**WORK REQUIRED:**
Could you repeat every line below exactly, skipping the images?

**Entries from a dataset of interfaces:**
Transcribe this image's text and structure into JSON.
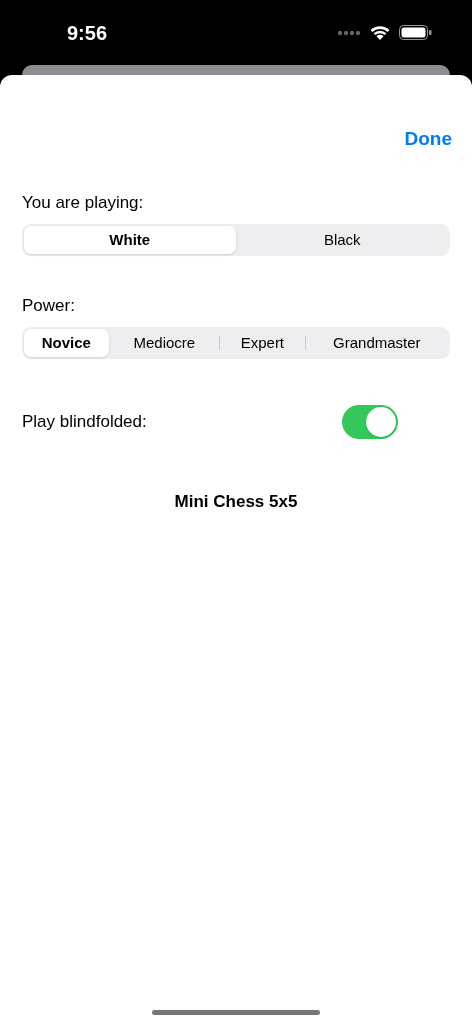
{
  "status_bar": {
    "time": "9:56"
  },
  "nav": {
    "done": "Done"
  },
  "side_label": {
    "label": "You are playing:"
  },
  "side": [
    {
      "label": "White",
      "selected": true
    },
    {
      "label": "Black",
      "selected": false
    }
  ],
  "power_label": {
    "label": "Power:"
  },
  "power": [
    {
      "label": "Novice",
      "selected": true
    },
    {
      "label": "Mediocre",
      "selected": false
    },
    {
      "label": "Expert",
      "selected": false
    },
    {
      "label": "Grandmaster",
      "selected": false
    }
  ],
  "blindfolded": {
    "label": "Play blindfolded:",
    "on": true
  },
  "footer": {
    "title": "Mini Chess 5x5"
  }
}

**EXERCISE SOLUTION:**
Transcribe this image's text and structure into JSON.
{
  "status_bar": {
    "time": "9:56"
  },
  "nav": {
    "done": "Done"
  },
  "side_label": {
    "label": "You are playing:"
  },
  "side": [
    {
      "label": "White",
      "selected": true
    },
    {
      "label": "Black",
      "selected": false
    }
  ],
  "power_label": {
    "label": "Power:"
  },
  "power": [
    {
      "label": "Novice",
      "selected": true
    },
    {
      "label": "Mediocre",
      "selected": false
    },
    {
      "label": "Expert",
      "selected": false
    },
    {
      "label": "Grandmaster",
      "selected": false
    }
  ],
  "blindfolded": {
    "label": "Play blindfolded:",
    "on": true
  },
  "footer": {
    "title": "Mini Chess 5x5"
  }
}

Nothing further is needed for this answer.